PROBLEM STATEMENT: Scan the records for the word "title". Return each line where it is found.

★ ★ ★ ★ ★ ★ ★

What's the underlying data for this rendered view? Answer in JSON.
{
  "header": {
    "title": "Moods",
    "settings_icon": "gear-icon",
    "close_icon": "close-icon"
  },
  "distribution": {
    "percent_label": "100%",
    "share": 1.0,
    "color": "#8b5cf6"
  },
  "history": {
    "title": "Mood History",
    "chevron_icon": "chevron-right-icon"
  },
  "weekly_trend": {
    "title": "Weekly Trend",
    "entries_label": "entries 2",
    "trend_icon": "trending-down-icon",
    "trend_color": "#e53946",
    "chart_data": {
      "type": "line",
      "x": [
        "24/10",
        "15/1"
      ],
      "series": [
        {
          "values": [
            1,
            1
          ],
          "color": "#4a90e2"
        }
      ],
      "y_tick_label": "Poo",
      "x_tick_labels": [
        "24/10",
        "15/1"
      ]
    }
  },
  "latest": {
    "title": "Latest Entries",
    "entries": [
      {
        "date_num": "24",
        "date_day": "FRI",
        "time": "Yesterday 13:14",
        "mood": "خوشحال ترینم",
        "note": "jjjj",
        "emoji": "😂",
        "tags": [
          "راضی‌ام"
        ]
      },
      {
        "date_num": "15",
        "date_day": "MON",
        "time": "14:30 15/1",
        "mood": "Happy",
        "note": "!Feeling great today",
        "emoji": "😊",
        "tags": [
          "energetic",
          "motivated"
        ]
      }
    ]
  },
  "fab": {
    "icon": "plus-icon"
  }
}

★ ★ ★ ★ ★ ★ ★

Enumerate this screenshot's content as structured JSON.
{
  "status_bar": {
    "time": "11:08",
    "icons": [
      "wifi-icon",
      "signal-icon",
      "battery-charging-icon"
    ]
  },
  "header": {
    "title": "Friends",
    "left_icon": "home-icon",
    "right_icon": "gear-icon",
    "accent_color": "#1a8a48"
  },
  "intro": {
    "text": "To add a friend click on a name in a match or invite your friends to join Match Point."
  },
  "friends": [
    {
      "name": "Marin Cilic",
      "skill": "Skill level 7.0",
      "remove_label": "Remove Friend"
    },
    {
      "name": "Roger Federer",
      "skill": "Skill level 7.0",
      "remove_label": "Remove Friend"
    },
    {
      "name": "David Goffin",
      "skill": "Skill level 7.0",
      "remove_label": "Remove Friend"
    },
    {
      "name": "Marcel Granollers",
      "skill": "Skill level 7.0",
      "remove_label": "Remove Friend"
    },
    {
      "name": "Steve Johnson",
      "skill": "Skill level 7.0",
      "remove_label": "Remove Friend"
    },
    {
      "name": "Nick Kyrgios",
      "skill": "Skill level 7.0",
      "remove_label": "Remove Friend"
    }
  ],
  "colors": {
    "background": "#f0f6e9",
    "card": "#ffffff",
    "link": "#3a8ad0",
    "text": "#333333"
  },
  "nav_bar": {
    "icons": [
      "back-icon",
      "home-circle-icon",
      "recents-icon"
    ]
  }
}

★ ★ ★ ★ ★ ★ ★

REPLY TO THE EXERCISE:
    "title": "Moods",
    "title": "Mood History",
    "title": "Weekly Trend",
    "title": "Latest Entries",
    "title": "Friends",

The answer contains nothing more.